conserving land on water banks or "superwet" areas) and native bluestem,
Old World bluestem, Oklahoma Wildflower, and Illinois bundleflower seed.
He processes his own grass seed and custom processes hard to clean seeds
like Red River crabgrass, Old World bluestem and Jose tall wheatgrass.
He custom harvests Old World Bluestems. He said, "Whenever seed is
available on a private 5000 acre game preserve, we cut 2000-3000 acres
of native grass and legume mix.

About every 2 to 5 years there will be a seed crop." He also harvests
and dries native plants for native dried plant arrangements, "Grim Plues
& Trappings," which are sold to arts and crafts markets. How diversified
can you get?

He owns 420 acres and leases 400 acres, all of which is in pasture. The
land is loamy said to sandy soil and is 35 miles southwest of Enid, OK.
They receive about 29" of rainfall per year.

He said, "Our native grasses include native bluestem, big bluestem,
little bluestem, indiangrass and switchgrass." His improved pasture
grasses include weeping lovegrass (sandyland alfalfa), plains bluestem,
WW Spar bluestem, caucasion bluestem, Jose tall wheatgrass.

Since he's been working with rotational grazing for so long, he says his
only big problem is deciding "where I want paddock fences; I'm
especially thankful for temporary fences." He has 23 paddocks, which
range in size from 2 to 40 acres depending on where they are, type of
grass etc. He added, "I'm still working on my system, through constant
trial and error. I get amused at so-called specialists that say 'put
your fence here, here and here!'"

Regarding his livestock operation, Chuck said, "We run about 80 Brangus
cows and Salers bulls. Our goal is to get 150 to 200 head built up. It's
hard to save heifers.

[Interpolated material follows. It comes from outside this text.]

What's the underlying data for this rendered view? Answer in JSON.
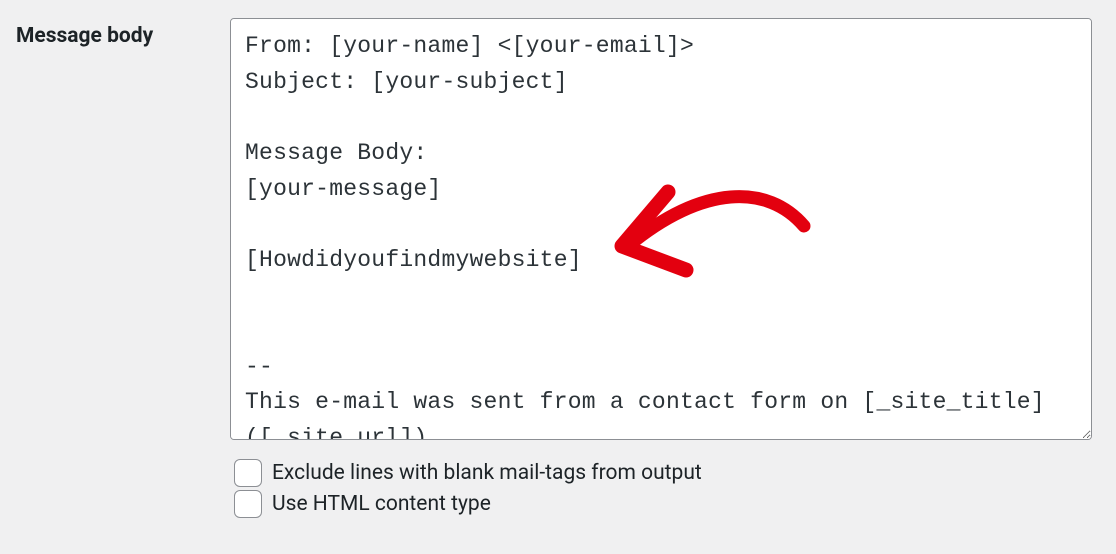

I need a retiring rancher who is looking for an
honest guy to take over his herd and pay interest on the value of the herd."

Marketing his cattle is usually by selling during the fall at a local
stocker "special" auction.

He said, "The reputation of my cattle doing good has brought me top
money each year." He added, "I'm considering by-passing the auction and
going directly to my neighbors or running my calves on wheat pasture
myself."

Chuck spoke at a recent Oklahoma Cattlemen's Association meeting on the
topic, "How Grass Grows." He said "Grass management is and should be a
concern of everything who grazes livestock. Everyone should have a basic
concept of how grass grows. A grazier should specifically identify those
grazing plants on which he depends financially. Then learn when and how
much leaf area can be removed for each grazing species, how often it can
be grazed and at the same time still maintain a stable root system."

Chuck commented, "People are overlooking native legumes like roundhead
lespedeza, sleder lespedeza, American licorice, lead plant, sensitive
catclaw briar and compass plant. Meadows are being sprayed to get rid of
these 'weeds,' actually native forbs and legumes which serve as natural
fertilizers."

In his talk he included the following: "What Factor Feeds the world?
Provides us with clean air?

Efficiently operates without people or computers? Does not pollute with
smog or noise? Uses a no-cost energy source? Provides us with cereals
and juicy steaks? Answer: The Grass Plant."